## Exercise
Locate all lines in the data below that hold "this" and show them.

## Provided records
☆ ☆ ☆ ☆ ☆ ☆ ☆
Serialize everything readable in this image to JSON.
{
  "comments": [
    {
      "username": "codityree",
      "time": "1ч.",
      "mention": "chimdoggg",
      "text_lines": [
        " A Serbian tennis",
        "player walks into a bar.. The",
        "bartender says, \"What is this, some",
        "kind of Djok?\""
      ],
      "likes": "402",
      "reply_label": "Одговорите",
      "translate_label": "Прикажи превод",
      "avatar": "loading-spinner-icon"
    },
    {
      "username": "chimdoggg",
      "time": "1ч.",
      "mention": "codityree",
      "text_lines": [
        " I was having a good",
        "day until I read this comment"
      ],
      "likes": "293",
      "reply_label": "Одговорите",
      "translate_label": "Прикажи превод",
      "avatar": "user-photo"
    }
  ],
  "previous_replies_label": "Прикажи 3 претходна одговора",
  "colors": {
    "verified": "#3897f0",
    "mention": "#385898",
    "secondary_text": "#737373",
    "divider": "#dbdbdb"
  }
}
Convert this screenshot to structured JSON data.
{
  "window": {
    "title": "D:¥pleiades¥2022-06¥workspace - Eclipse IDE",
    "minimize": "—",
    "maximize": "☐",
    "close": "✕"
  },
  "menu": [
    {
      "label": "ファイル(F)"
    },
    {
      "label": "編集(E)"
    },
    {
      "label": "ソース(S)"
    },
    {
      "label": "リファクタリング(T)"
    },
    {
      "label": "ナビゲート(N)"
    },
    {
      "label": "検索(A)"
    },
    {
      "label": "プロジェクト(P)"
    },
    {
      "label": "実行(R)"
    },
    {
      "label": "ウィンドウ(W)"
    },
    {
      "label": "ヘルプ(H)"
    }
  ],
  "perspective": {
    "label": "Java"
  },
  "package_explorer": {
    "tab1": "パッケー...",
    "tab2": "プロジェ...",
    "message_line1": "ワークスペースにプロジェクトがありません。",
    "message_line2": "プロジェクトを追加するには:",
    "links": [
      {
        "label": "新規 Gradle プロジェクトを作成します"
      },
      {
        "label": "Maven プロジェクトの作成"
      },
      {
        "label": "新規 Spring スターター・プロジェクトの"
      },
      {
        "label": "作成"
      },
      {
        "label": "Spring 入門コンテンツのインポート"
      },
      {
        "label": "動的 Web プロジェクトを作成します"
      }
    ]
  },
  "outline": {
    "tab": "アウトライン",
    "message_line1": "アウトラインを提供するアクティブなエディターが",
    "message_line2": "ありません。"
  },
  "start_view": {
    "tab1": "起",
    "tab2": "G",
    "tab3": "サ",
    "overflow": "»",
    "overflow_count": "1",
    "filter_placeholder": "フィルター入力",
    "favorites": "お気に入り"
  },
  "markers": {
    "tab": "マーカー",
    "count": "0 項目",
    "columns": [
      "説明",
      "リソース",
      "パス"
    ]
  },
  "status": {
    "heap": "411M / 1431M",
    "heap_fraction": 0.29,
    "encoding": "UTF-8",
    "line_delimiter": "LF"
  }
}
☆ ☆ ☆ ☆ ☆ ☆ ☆
## Task output
Serialize everything readable in this image to JSON.
        "bartender says, \"What is this, some",
        "day until I read this comment"
Convert this screenshot to structured JSON data.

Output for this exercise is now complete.